Sunday, March 27, 2011

Day 25 of 365

I never liked caramel apples. They are sticky, and messy, and hard to eat.

But a couple years ago I discovered Rocky Mountain Chocolate Factory's caramel apples. Caramel-chocolate-Butterfinger caramel apples, actually. The flavors were great, but the best part was they cut the apple for me. No more sticky, messy, hard to eat caramel apple.

I like replicating foods I've eaten elsewhere. In fact, I own the Top Secret Recipes books of cloned recipes from places such as Outback, Chilis, Cheesecake Factory, IHOP, Taco Bell, etc. Several of the recipes I use again and again. And the IHOP pancake recipe is my only go-to pancake recipe anymore. My thought is, why go out when you can make it cheaper at home?

So my latest attempt at a recipe was recreating the Rocky Mountain Chocolate Factory's caramel-chocolate-Butterfinger apple.
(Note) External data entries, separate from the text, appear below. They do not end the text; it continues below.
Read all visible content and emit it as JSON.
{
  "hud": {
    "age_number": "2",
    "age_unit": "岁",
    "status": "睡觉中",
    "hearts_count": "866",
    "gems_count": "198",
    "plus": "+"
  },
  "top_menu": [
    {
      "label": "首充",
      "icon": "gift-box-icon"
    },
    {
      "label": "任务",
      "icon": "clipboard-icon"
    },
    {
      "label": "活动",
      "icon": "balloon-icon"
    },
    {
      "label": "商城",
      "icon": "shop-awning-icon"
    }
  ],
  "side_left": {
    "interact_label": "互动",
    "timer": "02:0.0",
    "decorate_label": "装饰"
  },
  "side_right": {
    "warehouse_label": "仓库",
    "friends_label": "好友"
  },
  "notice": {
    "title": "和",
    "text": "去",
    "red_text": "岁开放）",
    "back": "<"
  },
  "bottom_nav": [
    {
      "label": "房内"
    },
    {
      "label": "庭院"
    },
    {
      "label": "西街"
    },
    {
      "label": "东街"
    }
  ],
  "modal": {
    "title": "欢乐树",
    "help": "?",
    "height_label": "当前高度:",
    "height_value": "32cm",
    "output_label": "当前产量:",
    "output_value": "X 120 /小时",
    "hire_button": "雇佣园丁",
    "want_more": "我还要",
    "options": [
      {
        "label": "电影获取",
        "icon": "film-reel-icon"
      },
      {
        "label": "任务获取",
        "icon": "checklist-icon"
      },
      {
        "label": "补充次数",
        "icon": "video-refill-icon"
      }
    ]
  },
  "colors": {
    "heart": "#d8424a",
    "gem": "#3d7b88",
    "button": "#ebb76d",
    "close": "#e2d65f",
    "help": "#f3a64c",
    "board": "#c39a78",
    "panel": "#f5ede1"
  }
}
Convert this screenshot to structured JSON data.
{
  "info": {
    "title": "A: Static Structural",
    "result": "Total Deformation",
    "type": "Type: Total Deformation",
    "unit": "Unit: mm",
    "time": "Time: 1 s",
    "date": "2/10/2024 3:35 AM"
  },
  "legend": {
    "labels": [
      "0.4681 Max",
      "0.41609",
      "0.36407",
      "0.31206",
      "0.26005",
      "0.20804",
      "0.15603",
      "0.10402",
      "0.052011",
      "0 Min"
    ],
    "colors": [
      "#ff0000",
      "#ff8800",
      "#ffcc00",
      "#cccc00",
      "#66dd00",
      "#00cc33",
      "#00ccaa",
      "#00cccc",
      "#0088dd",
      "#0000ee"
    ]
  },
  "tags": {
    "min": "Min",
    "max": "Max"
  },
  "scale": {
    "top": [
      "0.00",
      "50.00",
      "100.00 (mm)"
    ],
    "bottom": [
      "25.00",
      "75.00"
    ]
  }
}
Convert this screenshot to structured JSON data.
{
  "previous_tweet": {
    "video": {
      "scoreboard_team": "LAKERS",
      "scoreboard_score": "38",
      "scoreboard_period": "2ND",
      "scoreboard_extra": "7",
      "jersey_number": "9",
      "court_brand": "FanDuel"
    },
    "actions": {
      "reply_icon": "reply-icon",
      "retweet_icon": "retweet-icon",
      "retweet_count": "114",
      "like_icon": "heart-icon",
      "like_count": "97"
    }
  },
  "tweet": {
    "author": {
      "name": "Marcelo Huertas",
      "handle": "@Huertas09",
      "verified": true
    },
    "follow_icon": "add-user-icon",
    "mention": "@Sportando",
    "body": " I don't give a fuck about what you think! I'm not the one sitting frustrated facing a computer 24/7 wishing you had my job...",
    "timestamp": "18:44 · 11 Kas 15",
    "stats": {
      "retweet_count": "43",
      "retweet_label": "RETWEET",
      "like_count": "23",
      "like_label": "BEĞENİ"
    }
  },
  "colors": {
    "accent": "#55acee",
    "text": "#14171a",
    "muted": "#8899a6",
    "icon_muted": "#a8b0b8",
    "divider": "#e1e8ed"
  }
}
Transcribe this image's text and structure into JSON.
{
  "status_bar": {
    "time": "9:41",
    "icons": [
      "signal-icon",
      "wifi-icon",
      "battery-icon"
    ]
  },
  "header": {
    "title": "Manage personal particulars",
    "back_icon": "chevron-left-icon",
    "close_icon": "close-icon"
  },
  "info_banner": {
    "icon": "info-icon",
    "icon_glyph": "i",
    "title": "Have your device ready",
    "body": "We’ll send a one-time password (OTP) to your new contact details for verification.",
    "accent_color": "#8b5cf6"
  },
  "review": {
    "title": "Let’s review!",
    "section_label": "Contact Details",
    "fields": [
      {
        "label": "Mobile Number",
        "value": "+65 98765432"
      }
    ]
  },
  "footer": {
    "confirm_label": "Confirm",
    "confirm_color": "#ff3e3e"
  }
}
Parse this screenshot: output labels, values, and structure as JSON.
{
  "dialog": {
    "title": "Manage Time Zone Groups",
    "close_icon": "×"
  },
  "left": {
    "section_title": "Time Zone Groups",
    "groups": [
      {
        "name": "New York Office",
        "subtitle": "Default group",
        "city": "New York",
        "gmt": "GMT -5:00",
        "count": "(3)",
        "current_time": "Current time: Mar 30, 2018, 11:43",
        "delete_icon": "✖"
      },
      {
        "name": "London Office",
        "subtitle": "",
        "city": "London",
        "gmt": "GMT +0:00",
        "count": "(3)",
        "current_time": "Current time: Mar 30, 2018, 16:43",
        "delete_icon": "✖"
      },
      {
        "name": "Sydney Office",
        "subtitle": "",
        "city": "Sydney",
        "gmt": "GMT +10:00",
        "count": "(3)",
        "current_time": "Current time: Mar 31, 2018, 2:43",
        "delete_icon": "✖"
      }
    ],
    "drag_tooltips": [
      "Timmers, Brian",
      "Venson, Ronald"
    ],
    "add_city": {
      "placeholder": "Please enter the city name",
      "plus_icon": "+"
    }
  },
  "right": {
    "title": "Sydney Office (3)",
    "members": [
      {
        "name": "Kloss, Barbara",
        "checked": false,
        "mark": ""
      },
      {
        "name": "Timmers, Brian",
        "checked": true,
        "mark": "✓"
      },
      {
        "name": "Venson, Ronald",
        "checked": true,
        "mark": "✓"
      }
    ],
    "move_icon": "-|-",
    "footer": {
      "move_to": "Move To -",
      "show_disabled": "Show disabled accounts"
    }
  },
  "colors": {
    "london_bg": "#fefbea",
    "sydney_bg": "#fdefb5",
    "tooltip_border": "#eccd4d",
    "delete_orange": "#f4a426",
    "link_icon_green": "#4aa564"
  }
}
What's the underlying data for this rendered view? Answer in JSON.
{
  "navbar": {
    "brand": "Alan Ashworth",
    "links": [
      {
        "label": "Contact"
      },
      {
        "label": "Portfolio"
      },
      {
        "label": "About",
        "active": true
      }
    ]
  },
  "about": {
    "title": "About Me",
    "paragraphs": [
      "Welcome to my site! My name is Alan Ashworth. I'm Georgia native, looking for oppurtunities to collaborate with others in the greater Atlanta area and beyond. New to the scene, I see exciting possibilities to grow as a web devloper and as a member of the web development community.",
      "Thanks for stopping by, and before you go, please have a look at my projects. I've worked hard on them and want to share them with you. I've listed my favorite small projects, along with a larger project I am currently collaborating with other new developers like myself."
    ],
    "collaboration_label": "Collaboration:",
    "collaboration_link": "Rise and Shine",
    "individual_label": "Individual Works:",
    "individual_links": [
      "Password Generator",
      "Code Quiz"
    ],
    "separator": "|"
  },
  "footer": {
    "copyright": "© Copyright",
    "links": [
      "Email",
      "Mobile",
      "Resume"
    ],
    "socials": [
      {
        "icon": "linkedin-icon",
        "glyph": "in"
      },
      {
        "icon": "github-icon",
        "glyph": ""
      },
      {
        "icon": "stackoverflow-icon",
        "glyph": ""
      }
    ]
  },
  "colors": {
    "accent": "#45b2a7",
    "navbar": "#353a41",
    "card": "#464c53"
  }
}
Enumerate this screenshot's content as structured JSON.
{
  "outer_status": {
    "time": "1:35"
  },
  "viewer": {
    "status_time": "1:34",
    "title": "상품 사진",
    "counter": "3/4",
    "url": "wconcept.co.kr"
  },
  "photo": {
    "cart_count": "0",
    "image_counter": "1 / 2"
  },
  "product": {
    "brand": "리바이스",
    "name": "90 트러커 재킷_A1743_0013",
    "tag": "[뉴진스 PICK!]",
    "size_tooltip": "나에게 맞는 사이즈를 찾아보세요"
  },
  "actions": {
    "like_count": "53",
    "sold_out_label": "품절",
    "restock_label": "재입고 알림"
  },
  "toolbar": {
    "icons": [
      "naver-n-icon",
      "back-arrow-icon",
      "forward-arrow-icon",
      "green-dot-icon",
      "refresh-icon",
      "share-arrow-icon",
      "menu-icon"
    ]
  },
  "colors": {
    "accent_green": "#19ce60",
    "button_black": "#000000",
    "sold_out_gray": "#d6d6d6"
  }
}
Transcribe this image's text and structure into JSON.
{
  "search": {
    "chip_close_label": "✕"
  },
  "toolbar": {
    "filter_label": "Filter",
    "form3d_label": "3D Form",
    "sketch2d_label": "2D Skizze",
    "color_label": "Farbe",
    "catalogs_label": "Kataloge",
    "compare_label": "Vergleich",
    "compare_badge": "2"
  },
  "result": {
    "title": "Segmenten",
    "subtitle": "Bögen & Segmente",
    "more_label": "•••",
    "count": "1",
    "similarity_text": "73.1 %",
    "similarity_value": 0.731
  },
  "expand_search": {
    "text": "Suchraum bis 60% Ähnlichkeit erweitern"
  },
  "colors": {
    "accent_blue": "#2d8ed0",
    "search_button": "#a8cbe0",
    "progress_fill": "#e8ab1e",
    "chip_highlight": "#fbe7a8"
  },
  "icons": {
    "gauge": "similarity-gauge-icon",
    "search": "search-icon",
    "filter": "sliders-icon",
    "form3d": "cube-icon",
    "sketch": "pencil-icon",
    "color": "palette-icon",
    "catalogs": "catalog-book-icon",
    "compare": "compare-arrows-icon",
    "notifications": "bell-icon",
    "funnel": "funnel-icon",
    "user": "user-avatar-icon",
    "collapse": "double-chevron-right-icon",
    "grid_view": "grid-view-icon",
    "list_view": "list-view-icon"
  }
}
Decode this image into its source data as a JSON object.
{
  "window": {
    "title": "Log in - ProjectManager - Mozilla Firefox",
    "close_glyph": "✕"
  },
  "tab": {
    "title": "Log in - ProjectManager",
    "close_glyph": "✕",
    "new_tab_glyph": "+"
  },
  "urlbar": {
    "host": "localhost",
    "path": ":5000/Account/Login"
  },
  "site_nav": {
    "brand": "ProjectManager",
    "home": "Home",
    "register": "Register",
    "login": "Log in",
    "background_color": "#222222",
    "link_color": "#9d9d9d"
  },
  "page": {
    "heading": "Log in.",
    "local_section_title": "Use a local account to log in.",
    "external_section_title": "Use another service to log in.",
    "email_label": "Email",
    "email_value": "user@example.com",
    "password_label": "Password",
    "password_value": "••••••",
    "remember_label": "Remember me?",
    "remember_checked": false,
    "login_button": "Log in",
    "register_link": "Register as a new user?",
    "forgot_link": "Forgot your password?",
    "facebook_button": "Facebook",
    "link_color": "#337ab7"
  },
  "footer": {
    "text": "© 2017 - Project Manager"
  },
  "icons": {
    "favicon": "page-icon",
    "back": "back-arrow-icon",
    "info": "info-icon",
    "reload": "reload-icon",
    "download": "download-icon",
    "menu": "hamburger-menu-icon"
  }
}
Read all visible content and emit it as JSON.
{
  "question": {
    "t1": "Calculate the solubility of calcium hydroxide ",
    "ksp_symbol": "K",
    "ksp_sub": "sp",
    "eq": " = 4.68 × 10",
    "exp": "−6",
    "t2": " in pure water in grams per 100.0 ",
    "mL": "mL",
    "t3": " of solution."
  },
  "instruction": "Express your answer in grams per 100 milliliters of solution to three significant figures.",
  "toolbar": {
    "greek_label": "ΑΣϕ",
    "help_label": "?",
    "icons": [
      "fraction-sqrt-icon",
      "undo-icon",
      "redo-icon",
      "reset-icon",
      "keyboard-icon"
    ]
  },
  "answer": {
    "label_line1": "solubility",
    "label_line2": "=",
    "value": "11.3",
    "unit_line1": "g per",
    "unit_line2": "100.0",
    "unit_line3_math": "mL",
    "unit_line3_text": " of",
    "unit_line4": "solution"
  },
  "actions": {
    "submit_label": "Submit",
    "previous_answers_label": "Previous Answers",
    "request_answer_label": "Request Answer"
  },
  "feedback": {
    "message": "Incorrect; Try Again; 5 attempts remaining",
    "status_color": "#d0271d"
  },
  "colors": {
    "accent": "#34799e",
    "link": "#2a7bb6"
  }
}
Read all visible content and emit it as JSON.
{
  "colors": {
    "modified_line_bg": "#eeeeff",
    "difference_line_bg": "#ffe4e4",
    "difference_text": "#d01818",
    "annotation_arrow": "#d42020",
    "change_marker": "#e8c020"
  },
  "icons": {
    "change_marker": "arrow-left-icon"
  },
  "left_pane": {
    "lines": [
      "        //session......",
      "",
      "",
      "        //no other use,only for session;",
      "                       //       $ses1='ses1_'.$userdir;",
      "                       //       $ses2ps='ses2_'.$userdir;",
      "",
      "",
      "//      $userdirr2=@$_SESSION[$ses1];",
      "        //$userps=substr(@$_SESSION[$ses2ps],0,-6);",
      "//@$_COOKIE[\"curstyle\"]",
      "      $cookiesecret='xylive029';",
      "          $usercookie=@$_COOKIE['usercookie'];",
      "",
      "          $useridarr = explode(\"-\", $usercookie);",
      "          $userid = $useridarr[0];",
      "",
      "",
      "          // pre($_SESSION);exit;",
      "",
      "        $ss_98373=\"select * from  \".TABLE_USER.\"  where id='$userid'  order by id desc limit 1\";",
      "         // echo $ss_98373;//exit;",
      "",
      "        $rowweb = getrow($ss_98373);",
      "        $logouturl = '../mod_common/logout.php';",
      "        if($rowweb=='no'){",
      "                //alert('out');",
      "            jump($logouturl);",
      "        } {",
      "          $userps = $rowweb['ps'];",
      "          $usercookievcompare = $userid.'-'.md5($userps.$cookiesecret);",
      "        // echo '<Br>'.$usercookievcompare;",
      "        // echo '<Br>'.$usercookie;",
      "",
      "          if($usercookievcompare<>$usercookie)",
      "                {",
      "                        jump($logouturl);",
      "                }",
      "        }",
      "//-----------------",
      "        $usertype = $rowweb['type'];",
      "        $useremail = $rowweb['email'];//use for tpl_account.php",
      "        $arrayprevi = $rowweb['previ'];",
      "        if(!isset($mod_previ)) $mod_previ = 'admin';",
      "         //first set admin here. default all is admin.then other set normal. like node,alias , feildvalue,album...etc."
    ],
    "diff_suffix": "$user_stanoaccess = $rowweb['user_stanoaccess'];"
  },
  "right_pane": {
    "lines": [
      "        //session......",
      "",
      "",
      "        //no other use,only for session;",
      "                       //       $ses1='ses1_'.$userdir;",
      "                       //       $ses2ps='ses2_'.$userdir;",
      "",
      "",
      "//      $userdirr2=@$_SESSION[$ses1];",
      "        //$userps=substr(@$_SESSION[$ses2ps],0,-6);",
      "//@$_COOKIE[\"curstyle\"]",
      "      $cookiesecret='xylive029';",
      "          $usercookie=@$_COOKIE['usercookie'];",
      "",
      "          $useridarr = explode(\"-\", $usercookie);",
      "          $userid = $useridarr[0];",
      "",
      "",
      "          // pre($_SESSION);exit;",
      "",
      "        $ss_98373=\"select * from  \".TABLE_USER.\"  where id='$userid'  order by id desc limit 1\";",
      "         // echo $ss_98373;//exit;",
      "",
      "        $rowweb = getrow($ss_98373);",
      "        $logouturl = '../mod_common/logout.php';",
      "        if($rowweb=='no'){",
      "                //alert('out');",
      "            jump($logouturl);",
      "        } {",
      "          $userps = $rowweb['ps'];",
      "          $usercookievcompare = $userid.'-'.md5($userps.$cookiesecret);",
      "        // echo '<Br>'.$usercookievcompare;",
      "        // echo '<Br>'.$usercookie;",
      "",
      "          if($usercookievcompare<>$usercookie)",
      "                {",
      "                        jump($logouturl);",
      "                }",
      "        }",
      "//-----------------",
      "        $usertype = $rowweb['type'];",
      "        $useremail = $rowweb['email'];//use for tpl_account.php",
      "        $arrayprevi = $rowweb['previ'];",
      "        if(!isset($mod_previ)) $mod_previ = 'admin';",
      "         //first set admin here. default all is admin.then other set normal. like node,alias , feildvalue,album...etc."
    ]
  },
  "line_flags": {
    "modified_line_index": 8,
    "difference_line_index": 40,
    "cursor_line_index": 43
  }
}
I wasn't able to find it in my Top Secret books or on the internet, so I tackled it myself.

I used Golden Delicious apples and had some leftover Wilton chocolate and white chocolate candy melts left over from Valentine's Day. I picked up a bag of caramels and a king size Butterfinger.

I scrubbed the apples well to get the wax off of them. I dried them, put popsicle sticks into them, and put the apples in the fridge for 10-15 minutes. In the meantime, I combined the caramels and 2 tablespoons of water in a pot over medium heat. I cooked until completely melted, stirring almost constantly.

When the caramels were melted, I dipped the apples into the caramel, almost completely covering them to the top. I put the caramel covered apples onto a heavily buttered plate to cool, and back in the fridge they went for another 15 minutes. I melted the chocolate candy melts (you could use a bag of white chocolate chips) in the microwave, stirring every 30 seconds or so. I then dipped the cooled apples into melted white chocolate, then rolled them in crushed Butterfinger. Back in the fridge again.

I did a different batch, too. I did a chocolate/white chocolate one. That one I dipped in melted caramel, cooled the apple in the fridge, dipped in white chocolate, cooled it in the fridge, and dipped it in milk chocolate candy pieces ( you could use a bag of chocolate chips here too), and cooled it in the fridge.

They looked almost too good to eat.

I let them sit at room temperature for a bit, then  used a knife to cut straight alongside the stick on both sides. I then cut the halves into smaller, more manageable slices. Yummy!

While I didn't have an "official" recipe, I'm happy with the way they turned out and they were just as good as the expensive ones at the chocolate shop.

If you like replicating recipes, I can highly recommend the Top Secret Recipes line of books (even though my apples weren't found in the books).

Saturday, March 26, 2011

Day 24 of 365

I'm a bit obsessed about our power bill. We run all electricity, no gas (our city doesn't even offer gas), so everything - lights, TV, water heater, stove, dryer - all wind up on our power bill. I'm so obsessive about keeping control over our power output that I've been tracking our average daily kilowatt since 2005.

Our Idaho Power bill's monthly statement includes a chart of average kilowatt per day for every month for the prior year. It compares the current month to the same month the year before. I've been taking it a step further, though. Back in 2005  I started tracking the number each month and inputting it into a spreadsheet. Then when 2006 rolled around, I plugged that number into the spreadsheet and had the formula tally the difference between the two months average daily use. Sometimes it was higher, sometimes it was lower. Every year after that I've continued to plug numbers in. I can see at a glance which months we use more or less, and have formulas in to give us 6 year totals of ups and downs.

The reason I track it so closely is purely financial. We have "level pay", so our bill is the same amount every month no matter what power was really used during the month. But the power company does audits of the level pay and readjusts it if you used too much or paid too much. So I like to see that readjustment number go down. There's nothing worse than a higher readjustment - especially with my income gone.

When a month is higher than the year before, I make sure we watch our use. When I see a month we've been higher a couple years running (like September), we watch our use even more. Since we've been working on lowering each month's daily average for the last six years, now it's becoming quite a challenge to see a month show up lower.

Again, I'm not really a "green" person so I'm not doing the kilowatt tracking for environmental reasons. But I started thinking about what life would be like living "off the grid", without electricity. At one point in my life, I was considering moving in that direction. I remember as a teenager visiting a home in Northern California with some folks who built their own house out of logs that they cut from their land. They grew their own food (even made their own cheese) and raised chickens and goats. They had no indoor plumbing and no electricity.

I wonder what it would be like to create your own power. I've heard of people putting in solar panels, but how could wind power play into creating electricity? When we did our cross country traveling we saw many old farmhouses with windmills. When we were driving back from our little Spring Break getaway today we also saw a couple of wind farms off the freeway. Just how feasible would it be to produce your own wind power nowadays?

It's surprising how just one picture can get my mind wandering.